I recently returned from an American road trip, where we drove around the Southwestern states in a 25-foot RV. One question I’m repeatedly asked about my trip is how we found campgrounds for parking our camper van for the night? My secret weapon for negotiating America’s campsites was the iOverlander phone app. Here are my top tips for using the app and for finding the best campgrounds.

Use the iOverlander app to find campgrounds

This app is the perfect companion for anyone travelling America by RV. The app allows you to set filters for what you are currently searching for, with options including different types of campgrounds and essential facilities. There are three types of campgrounds commonly found on the app—established campsites, wild camping and informal camping.

How to Find Campgrounds on an American Road Trip - The Wise Traveller - RVChoose the type of campground you are looking for

Established campgrounds are those that you pay for, including State-run sites, National Park campgrounds and privately owned sites. Informal camping usually means carparks or pullouts on the side of the road, which aren’t ideal but could be useful if you can’t find anywhere else. Wild camping refers to unofficial sites where other people have successfully parked for the night, often in particularly beautiful areas. We wild camped in the middle of the desert and deep in the forest during our trip.

Read the reviews

It’s important to read the reviews of the campgrounds you are looking at. Users can add campgrounds to the app when they find someplace new and anyone who stays there can add their review. Keep your eye out for information that suggests a spot may have closed or that people have been moved on in the middle of the night, most often associated with wild camping. It’s also useful to read reviews about the scenery, facilities, wildlife, and how easy the site is to access.

Embrace wild camping

We stayed in many official campgrounds during our trip, but the wild camping spots that we found gave us a more authentic experience. Many of the popular wild camping sites come equipped with firepits, and there’s usually a small crowd of friendly people around, parked a good distance away from each other to maintain privacy. It’s also completely free!

How to Find Campgrounds on an American Road Trip - The Wise Traveller - RV CampCheck the amenities

Ensure that you check the amenities before heading to a campground to ensure that you will be welcome and that they have everything you need. Do RVs fit in their spots? Are they pet friendly? Do they have hook-up and dump stations? Always be thinking ahead to ensure you don’t run out of water or fill up your sanitation tank.

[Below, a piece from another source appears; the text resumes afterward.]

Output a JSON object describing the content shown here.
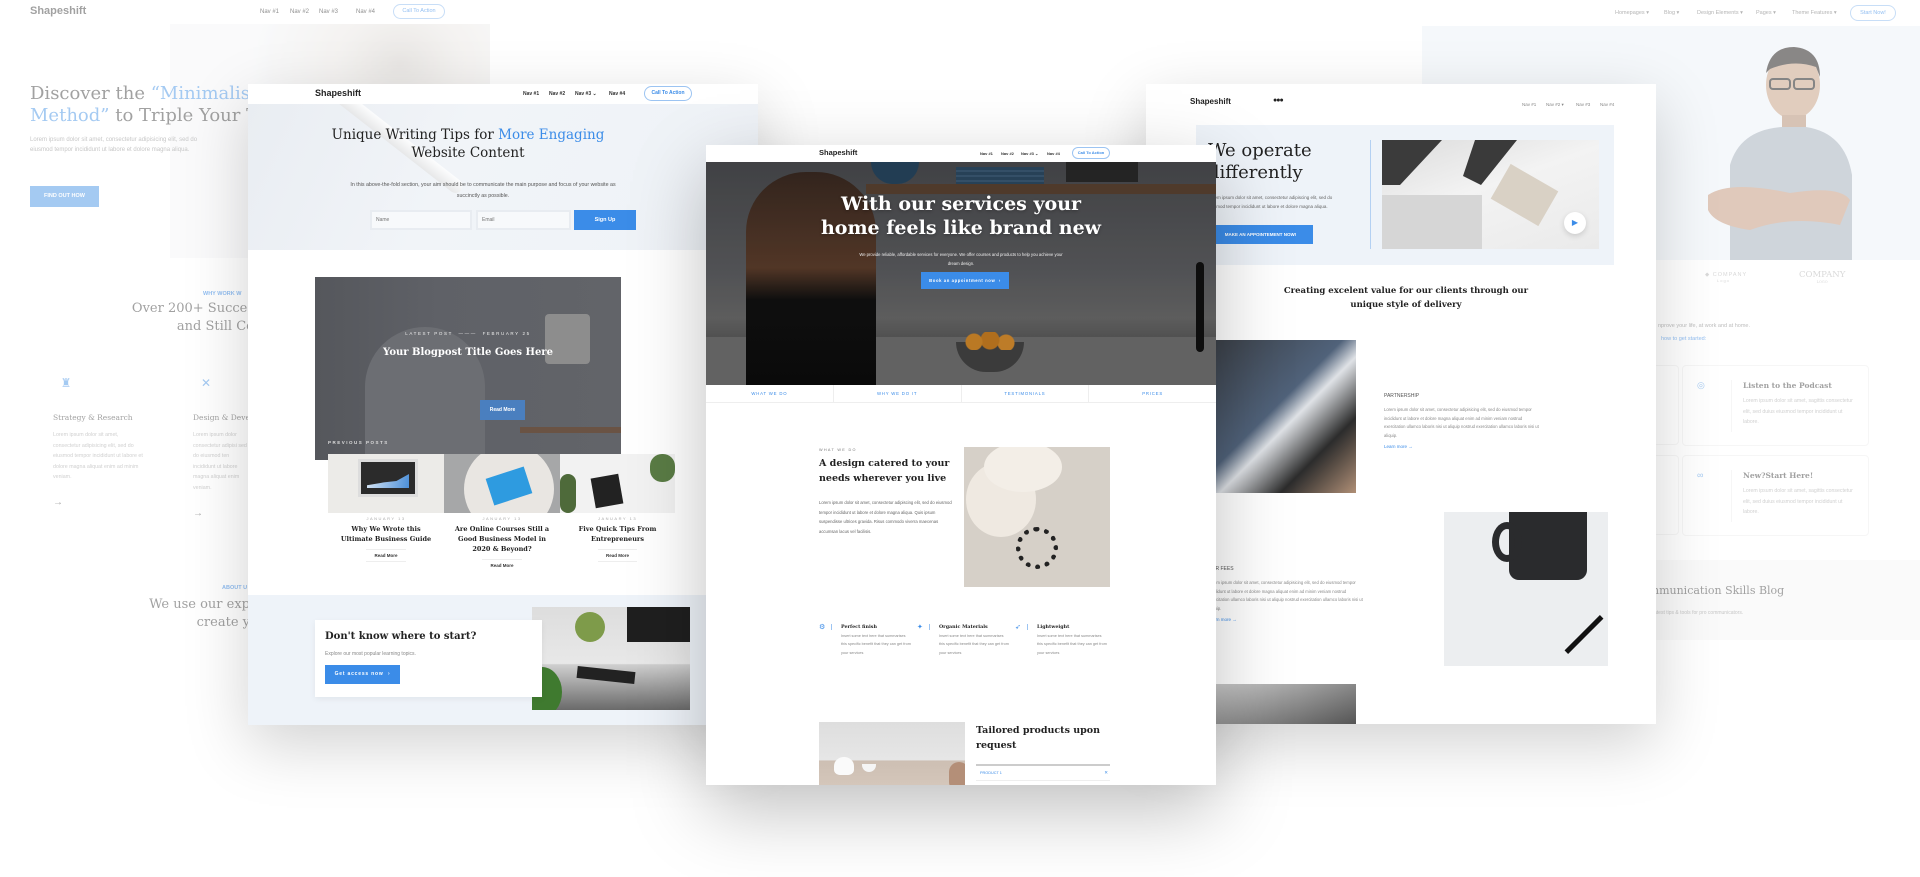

Look for amenities along your route

If you’re wild camping you can find amenities along your route by using the filters on the app. Search for propane fill-up stations, water taps and sanitation dump stations on the road ahead. You’ll usually find these facilities at gas stations or at campgrounds that charge a small fee.

Combine with Google Maps

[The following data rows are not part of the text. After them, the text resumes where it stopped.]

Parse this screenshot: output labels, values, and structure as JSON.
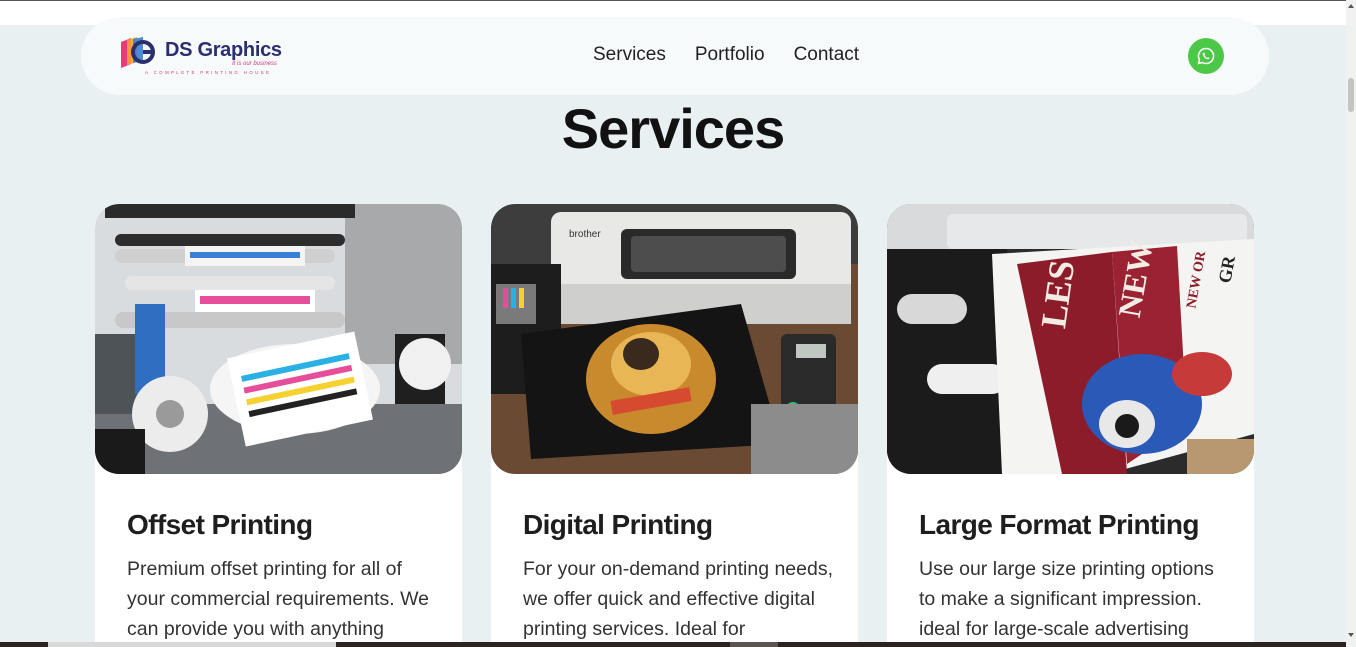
{
  "brand": {
    "name": "DS Graphics",
    "tagline": "It is our business",
    "subtitle": "A COMPLETE PRINTING HOUSE"
  },
  "nav": {
    "links": [
      {
        "label": "Services"
      },
      {
        "label": "Portfolio"
      },
      {
        "label": "Contact"
      }
    ],
    "whatsapp_icon": "whatsapp-icon"
  },
  "section": {
    "title": "Services"
  },
  "cards": [
    {
      "title": "Offset Printing",
      "text": "Premium offset printing for all of your commercial requirements. We can provide you with anything",
      "image": "offset-press-photo"
    },
    {
      "title": "Digital Printing",
      "text": "For your on-demand printing needs, we offer quick and effective digital printing services. Ideal for",
      "image": "dtg-printer-photo"
    },
    {
      "title": "Large Format Printing",
      "text": "Use our large size printing options to make a significant impression. ideal for large-scale advertising",
      "image": "large-format-printer-photo"
    }
  ],
  "colors": {
    "page_bg": "#e9f0f2",
    "navbar_bg": "#f7fafb",
    "whatsapp_green": "#4cc747",
    "brand_navy": "#2b2f6e",
    "brand_pink": "#d43a7a"
  }
}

I found the best way to use the app was to combine it with Google Maps, planning ahead and dropping markers at the exact positions of the campgrounds. This allowed us to put our journey into route planner to see how long the trip would take and ensured that we didn’t get lost if we lost signal. The iOverlander app does have GPS, but it isn’t the easiest to navigate with.

Be prepared for a variety of campground fees

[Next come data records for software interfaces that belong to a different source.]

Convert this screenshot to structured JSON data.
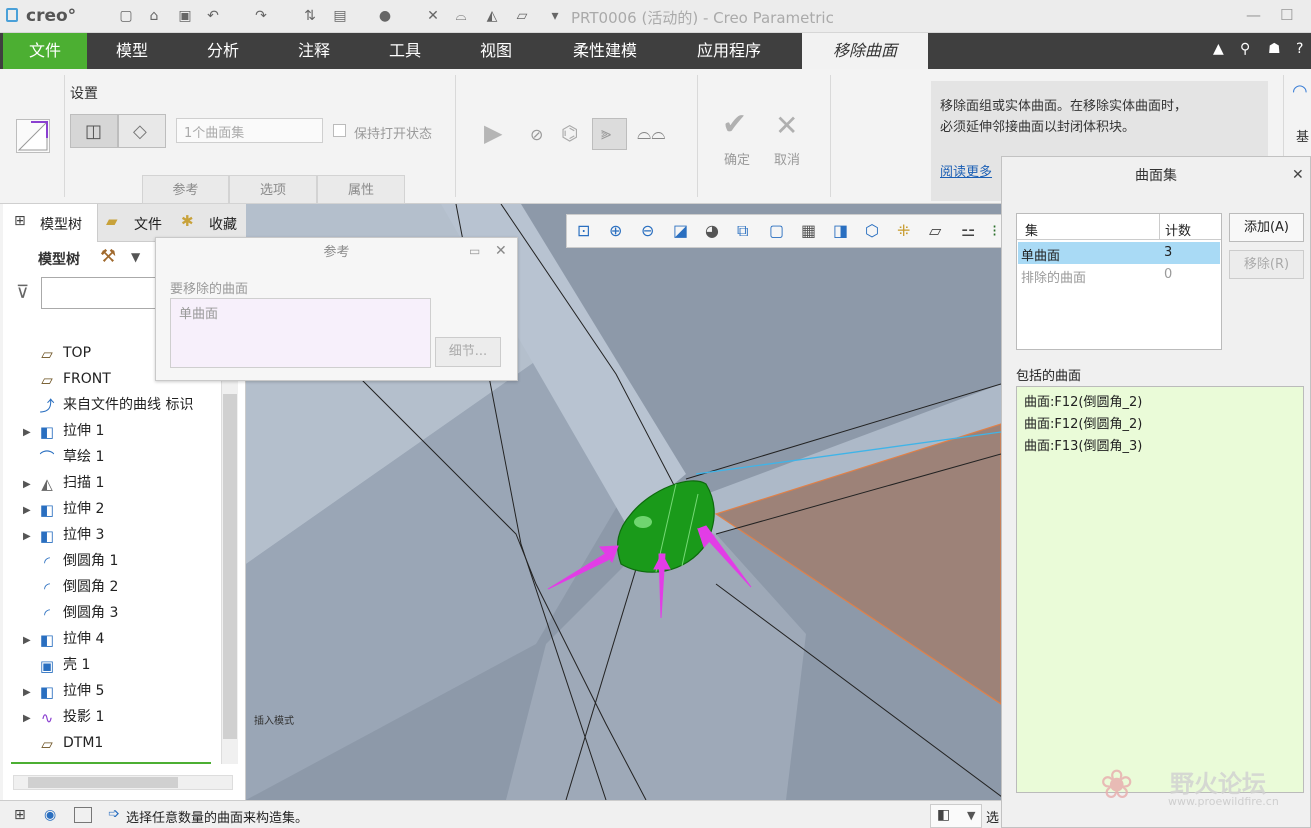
{
  "titlebar": {
    "logo": "creo°",
    "title": "PRT0006 (活动的) - Creo Parametric"
  },
  "tabs": [
    "文件",
    "模型",
    "分析",
    "注释",
    "工具",
    "视图",
    "柔性建模",
    "应用程序"
  ],
  "active_tab": "移除曲面",
  "ribbon": {
    "settings_label": "设置",
    "surface_collector": "1个曲面集",
    "keep_open_label": "保持打开状态",
    "ok_label": "确定",
    "cancel_label": "取消",
    "subtabs": [
      "参考",
      "选项",
      "属性"
    ],
    "help_text_1": "移除面组或实体曲面。在移除实体曲面时，",
    "help_text_2": "必须延伸邻接曲面以封闭体积块。",
    "read_more": "阅读更多",
    "cut_label": "基"
  },
  "left_panel": {
    "tabs": [
      "模型树",
      "文件",
      "收藏"
    ],
    "header": "模型树",
    "tree": [
      {
        "label": "TOP",
        "arrow": false,
        "icon": "plane"
      },
      {
        "label": "FRONT",
        "arrow": false,
        "icon": "plane"
      },
      {
        "label": "来自文件的曲线 标识",
        "arrow": false,
        "icon": "curve"
      },
      {
        "label": "拉伸 1",
        "arrow": true,
        "icon": "extrude"
      },
      {
        "label": "草绘 1",
        "arrow": false,
        "icon": "sketch"
      },
      {
        "label": "扫描 1",
        "arrow": true,
        "icon": "sweep"
      },
      {
        "label": "拉伸 2",
        "arrow": true,
        "icon": "extrude"
      },
      {
        "label": "拉伸 3",
        "arrow": true,
        "icon": "extrude"
      },
      {
        "label": "倒圆角 1",
        "arrow": false,
        "icon": "round"
      },
      {
        "label": "倒圆角 2",
        "arrow": false,
        "icon": "round"
      },
      {
        "label": "倒圆角 3",
        "arrow": false,
        "icon": "round"
      },
      {
        "label": "拉伸 4",
        "arrow": true,
        "icon": "extrude"
      },
      {
        "label": "壳 1",
        "arrow": false,
        "icon": "shell"
      },
      {
        "label": "拉伸 5",
        "arrow": true,
        "icon": "extrude"
      },
      {
        "label": "投影 1",
        "arrow": true,
        "icon": "project"
      },
      {
        "label": "DTM1",
        "arrow": false,
        "icon": "plane"
      }
    ]
  },
  "ref_popup": {
    "title": "参考",
    "field_label": "要移除的曲面",
    "field_value": "单曲面",
    "details_button": "细节..."
  },
  "viewport": {
    "insert_mode": "插入模式"
  },
  "surface_set_dialog": {
    "title": "曲面集",
    "table_headers": [
      "集",
      "计数"
    ],
    "rows": [
      {
        "name": "单曲面",
        "count": "3",
        "selected": true
      },
      {
        "name": "排除的曲面",
        "count": "0",
        "selected": false
      }
    ],
    "add_button": "添加(A)",
    "remove_button": "移除(R)",
    "included_label": "包括的曲面",
    "included": [
      "曲面:F12(倒圆角_2)",
      "曲面:F12(倒圆角_2)",
      "曲面:F13(倒圆角_3)"
    ]
  },
  "statusbar": {
    "message": "选择任意数量的曲面来构造集。",
    "right_text": "选"
  },
  "watermark": {
    "text": "野火论坛",
    "url": "www.proewildfire.cn"
  },
  "colors": {
    "file_tab": "#4caf32",
    "tab_bar": "#3f3f3f",
    "selection_blue": "#a9daf5",
    "included_bg": "#eafbd8",
    "highlight_green": "#1e9a1e",
    "arrow_magenta": "#e23de6"
  }
}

To save money, we used a variety of wild camping spots and established campgrounds during our trip, but it’s worth noting that the fees for official campsites can massively vary. We found brilliant campgrounds for as little as $10-20 per night, but we also stayed at much more expensive sites, including one that was $70. The privately owned campgrounds tend to be the most expensive.

Be aware of laws and rules

It is illegal to wild camp in National Parks, for example, but there are often amazing wild camping spots just outside their boundaries. Also, be respectful of other campers, local residents and the surrounding wildlife and keep noise to a minimum, only using generators when necessary. Always leave your campsite exactly as you found it and take all your rubbish with you, or use the bins provided.

How to Find Campgrounds on an American Road Trip - The Wise Traveller - Campsite

Plan ahead

If travelling at peak times, such as during the summer, on public holidays or on weekends, you may need to book popular campgrounds in advance. Some popular campsites in National Parks, such as those in Yosemite, need to be booked several months in advance for these peak times.

Arrive mid-morning

If you haven’t pre-booked a campground, you have more chance of getting a spot if you arrive before 12 noon. We arrived at one of Yosemite’s popular campgrounds late morning (in early March) and easily secured a spot, but when we returned from a hike a few hours later, the campground was completely full.

Emma Lavelle is a UK based writer and photographer and has her own blog Field and Nest.